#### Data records

☆ ☆ ☆ ☆ ☆

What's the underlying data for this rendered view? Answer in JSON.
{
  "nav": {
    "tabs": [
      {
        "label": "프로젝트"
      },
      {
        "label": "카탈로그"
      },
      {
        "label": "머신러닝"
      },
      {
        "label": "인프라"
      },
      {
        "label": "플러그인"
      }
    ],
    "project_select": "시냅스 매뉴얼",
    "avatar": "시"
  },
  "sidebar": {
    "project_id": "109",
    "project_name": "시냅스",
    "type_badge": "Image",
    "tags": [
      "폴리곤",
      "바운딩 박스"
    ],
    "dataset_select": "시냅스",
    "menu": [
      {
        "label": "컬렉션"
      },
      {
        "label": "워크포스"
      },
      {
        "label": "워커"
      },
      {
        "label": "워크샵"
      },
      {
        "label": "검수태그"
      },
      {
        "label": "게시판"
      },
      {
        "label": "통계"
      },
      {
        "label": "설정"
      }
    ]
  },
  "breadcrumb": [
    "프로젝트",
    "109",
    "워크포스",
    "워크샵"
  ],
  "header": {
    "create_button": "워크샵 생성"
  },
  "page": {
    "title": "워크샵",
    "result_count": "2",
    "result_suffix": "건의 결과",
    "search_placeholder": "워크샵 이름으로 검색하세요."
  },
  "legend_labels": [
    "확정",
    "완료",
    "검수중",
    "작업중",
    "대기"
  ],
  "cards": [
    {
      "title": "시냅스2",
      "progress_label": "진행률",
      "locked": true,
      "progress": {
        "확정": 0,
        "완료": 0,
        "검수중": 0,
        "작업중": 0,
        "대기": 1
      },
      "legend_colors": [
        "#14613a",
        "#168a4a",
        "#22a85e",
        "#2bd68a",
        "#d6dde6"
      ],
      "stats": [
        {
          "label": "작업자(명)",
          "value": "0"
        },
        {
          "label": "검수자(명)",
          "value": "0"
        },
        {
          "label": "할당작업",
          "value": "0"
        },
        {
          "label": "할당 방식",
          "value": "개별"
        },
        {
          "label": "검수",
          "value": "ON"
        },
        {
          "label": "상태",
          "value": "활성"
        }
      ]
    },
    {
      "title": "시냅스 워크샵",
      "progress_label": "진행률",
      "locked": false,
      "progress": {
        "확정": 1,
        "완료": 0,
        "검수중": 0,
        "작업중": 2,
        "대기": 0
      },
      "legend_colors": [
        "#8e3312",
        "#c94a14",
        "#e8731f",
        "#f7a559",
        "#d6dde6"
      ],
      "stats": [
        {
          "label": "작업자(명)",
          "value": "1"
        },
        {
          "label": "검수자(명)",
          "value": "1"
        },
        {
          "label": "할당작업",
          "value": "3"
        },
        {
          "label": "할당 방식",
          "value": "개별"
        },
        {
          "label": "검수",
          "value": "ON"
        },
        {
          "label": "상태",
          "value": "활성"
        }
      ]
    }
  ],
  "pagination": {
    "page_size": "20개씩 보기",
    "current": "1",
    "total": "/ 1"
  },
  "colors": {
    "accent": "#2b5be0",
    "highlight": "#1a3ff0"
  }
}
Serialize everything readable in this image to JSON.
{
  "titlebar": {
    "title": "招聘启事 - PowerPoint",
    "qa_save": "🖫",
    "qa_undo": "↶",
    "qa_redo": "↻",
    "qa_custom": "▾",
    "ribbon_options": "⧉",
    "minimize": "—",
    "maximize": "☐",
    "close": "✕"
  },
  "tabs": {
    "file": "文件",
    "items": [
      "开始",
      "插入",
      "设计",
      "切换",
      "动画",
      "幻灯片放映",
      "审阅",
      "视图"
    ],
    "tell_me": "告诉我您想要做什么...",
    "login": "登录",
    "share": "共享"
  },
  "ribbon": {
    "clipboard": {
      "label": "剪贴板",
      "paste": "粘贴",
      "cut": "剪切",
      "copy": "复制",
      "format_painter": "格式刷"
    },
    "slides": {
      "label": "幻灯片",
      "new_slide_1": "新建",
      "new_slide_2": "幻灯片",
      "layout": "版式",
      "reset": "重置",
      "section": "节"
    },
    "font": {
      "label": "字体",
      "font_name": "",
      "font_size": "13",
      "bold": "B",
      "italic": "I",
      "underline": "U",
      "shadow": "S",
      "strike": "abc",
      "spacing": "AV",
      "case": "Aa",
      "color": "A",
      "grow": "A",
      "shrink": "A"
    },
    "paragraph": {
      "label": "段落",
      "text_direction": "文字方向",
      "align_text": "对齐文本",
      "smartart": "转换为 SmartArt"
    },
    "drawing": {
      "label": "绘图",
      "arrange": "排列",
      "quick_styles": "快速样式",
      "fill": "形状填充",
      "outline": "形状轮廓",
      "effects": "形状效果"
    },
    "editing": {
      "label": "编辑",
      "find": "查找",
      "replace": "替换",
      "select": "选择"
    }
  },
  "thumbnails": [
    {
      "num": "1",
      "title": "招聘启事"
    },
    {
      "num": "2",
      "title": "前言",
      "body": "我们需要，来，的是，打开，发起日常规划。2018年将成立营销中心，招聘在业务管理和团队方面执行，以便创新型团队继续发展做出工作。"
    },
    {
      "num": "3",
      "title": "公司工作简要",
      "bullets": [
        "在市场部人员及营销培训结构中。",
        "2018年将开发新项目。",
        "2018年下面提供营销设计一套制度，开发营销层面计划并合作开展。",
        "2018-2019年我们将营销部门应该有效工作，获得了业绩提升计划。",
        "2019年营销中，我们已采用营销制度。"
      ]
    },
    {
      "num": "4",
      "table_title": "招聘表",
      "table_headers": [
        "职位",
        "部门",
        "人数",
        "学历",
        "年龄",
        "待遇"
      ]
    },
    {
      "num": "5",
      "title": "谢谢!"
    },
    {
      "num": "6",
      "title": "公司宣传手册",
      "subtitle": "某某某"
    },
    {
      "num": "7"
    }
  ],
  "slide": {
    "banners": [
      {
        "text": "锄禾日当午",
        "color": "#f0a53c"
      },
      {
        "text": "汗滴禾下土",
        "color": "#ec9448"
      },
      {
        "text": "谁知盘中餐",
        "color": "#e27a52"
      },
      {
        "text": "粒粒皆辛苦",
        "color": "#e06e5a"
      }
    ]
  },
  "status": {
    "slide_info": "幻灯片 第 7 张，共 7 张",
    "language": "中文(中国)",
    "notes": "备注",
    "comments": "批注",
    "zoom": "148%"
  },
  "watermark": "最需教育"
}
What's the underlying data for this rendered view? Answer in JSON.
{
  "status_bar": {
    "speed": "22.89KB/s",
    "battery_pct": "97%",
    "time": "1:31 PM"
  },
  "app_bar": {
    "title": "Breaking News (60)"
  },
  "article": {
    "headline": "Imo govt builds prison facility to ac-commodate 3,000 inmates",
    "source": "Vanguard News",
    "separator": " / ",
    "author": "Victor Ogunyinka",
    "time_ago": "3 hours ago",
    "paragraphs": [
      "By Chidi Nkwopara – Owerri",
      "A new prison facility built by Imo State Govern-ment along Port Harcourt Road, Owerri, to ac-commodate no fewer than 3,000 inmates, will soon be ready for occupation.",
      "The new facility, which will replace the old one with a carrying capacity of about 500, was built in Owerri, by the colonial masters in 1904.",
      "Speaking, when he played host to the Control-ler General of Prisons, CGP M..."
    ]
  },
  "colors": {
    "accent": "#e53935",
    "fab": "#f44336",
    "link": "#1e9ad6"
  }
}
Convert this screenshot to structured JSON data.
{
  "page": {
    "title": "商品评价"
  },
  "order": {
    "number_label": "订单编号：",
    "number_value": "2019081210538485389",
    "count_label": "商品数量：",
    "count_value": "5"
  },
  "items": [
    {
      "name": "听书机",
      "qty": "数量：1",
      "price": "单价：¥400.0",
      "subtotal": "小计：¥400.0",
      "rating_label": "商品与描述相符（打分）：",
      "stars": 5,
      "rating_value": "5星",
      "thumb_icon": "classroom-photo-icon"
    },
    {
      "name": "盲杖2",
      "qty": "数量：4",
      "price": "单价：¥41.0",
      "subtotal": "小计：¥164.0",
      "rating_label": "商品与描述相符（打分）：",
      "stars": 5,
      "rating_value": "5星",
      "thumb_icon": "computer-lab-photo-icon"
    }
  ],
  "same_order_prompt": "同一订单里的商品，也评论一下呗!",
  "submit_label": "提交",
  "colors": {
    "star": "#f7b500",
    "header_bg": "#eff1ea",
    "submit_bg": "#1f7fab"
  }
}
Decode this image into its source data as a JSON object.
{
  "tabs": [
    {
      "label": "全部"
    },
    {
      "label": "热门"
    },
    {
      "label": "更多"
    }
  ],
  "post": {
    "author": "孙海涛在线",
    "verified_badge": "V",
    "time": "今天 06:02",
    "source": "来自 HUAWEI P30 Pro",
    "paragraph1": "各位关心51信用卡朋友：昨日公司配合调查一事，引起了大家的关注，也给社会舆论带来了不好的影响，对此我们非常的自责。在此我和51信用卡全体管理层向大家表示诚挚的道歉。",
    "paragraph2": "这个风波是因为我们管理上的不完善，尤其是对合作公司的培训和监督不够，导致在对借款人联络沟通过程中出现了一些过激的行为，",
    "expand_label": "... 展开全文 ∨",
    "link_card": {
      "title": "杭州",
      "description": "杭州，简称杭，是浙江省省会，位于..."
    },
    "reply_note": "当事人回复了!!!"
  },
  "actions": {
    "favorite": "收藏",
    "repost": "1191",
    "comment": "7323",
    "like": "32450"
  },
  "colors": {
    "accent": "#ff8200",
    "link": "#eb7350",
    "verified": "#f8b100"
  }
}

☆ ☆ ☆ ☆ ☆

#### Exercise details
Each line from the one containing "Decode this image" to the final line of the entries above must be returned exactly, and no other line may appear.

#### Response below
Decode this image into its source data as a JSON object.
{
  "tabs": [
    {
      "label": "全部"
    },
    {
      "label": "热门"
    },
    {
      "label": "更多"
    }
  ],
  "post": {
    "author": "孙海涛在线",
    "verified_badge": "V",
    "time": "今天 06:02",
    "source": "来自 HUAWEI P30 Pro",
    "paragraph1": "各位关心51信用卡朋友：昨日公司配合调查一事，引起了大家的关注，也给社会舆论带来了不好的影响，对此我们非常的自责。在此我和51信用卡全体管理层向大家表示诚挚的道歉。",
    "paragraph2": "这个风波是因为我们管理上的不完善，尤其是对合作公司的培训和监督不够，导致在对借款人联络沟通过程中出现了一些过激的行为，",
    "expand_label": "... 展开全文 ∨",
    "link_card": {
      "title": "杭州",
      "description": "杭州，简称杭，是浙江省省会，位于..."
    },
    "reply_note": "当事人回复了!!!"
  },
  "actions": {
    "favorite": "收藏",
    "repost": "1191",
    "comment": "7323",
    "like": "32450"
  },
  "colors": {
    "accent": "#ff8200",
    "link": "#eb7350",
    "verified": "#f8b100"
  }
}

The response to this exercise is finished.